*** Data supplied Section Begins ***
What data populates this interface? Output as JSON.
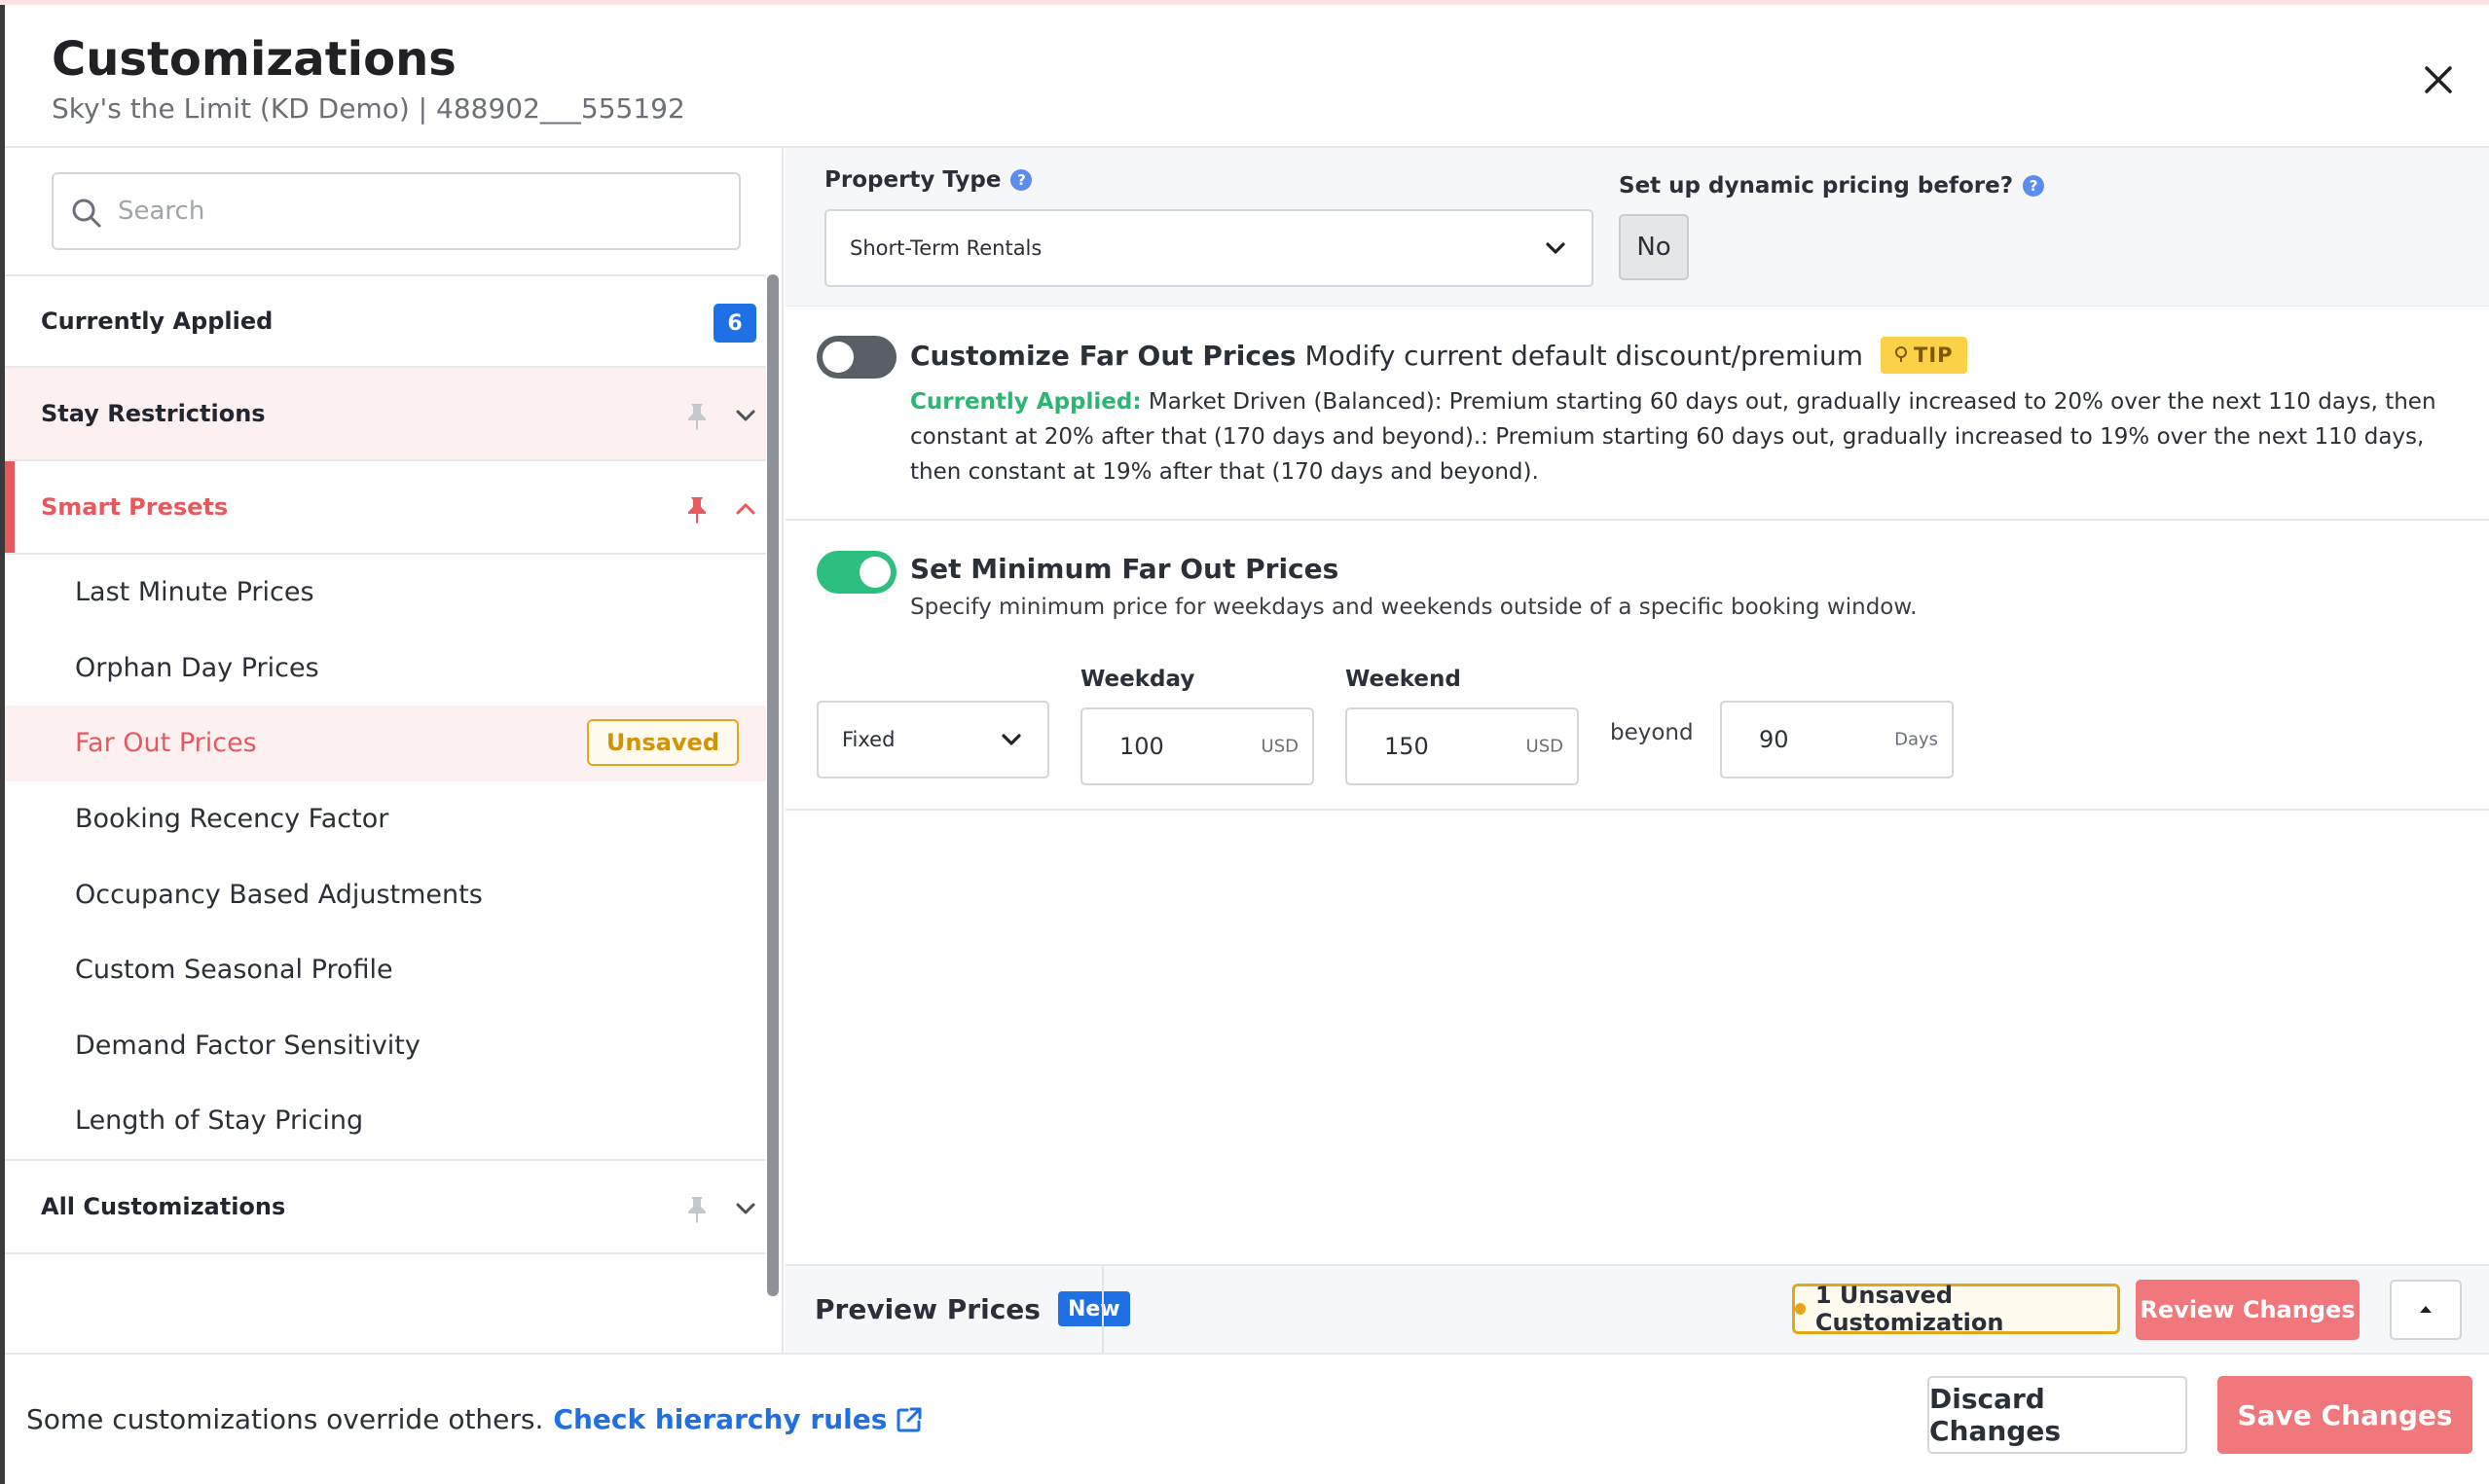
{
  "header": {
    "title": "Customizations",
    "subtitle": "Sky's the Limit (KD Demo) | 488902___555192"
  },
  "search": {
    "placeholder": "Search",
    "value": ""
  },
  "sidebar": {
    "currently_applied": {
      "label": "Currently Applied",
      "count": "6"
    },
    "stay_restrictions": {
      "label": "Stay Restrictions"
    },
    "smart_presets": {
      "label": "Smart Presets",
      "items": [
        {
          "label": "Last Minute Prices"
        },
        {
          "label": "Orphan Day Prices"
        },
        {
          "label": "Far Out Prices",
          "badge": "Unsaved"
        },
        {
          "label": "Booking Recency Factor"
        },
        {
          "label": "Occupancy Based Adjustments"
        },
        {
          "label": "Custom Seasonal Profile"
        },
        {
          "label": "Demand Factor Sensitivity"
        },
        {
          "label": "Length of Stay Pricing"
        }
      ]
    },
    "all_customizations": {
      "label": "All Customizations"
    }
  },
  "top_panel": {
    "property_type_label": "Property Type",
    "property_type_value": "Short-Term Rentals",
    "dynamic_pricing_label": "Set up dynamic pricing before?",
    "dynamic_pricing_value": "No"
  },
  "far_out": {
    "title_bold": "Customize Far Out Prices",
    "title_rest": "Modify current default discount/premium",
    "tip": "TIP",
    "applied_label": "Currently Applied:",
    "applied_text": "Market Driven (Balanced): Premium starting 60 days out, gradually increased to 20% over the next 110 days, then constant at 20% after that (170 days and beyond).: Premium starting 60 days out, gradually increased to 19% over the next 110 days, then constant at 19% after that (170 days and beyond).",
    "enabled": false
  },
  "min_far_out": {
    "title": "Set Minimum Far Out Prices",
    "description": "Specify minimum price for weekdays and weekends outside of a specific booking window.",
    "enabled": true,
    "mode": "Fixed",
    "weekday_label": "Weekday",
    "weekday_value": "100",
    "weekend_label": "Weekend",
    "weekend_value": "150",
    "currency": "USD",
    "beyond_label": "beyond",
    "days_value": "90",
    "days_unit": "Days"
  },
  "preview": {
    "title": "Preview Prices",
    "new_badge": "New",
    "unsaved_count": "1 Unsaved Customization",
    "review_label": "Review Changes"
  },
  "footer": {
    "note": "Some customizations override others.",
    "link": "Check hierarchy rules",
    "discard_label": "Discard Changes",
    "save_label": "Save Changes"
  },
  "colors": {
    "accent": "#e8585f",
    "primary_blue": "#1f6fe5",
    "toggle_on": "#2cbf7e",
    "warning": "#e5a719"
  }
}
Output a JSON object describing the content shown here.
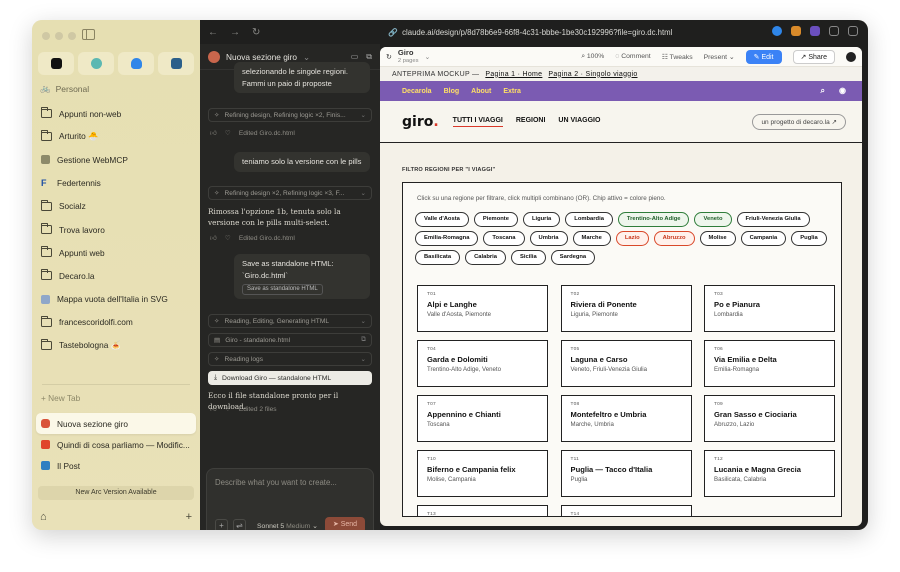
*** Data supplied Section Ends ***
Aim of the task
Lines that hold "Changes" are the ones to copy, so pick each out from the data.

Task output
    "review_label": "Review Changes"
    "discard_label": "Discard Changes",
    "save_label": "Save Changes"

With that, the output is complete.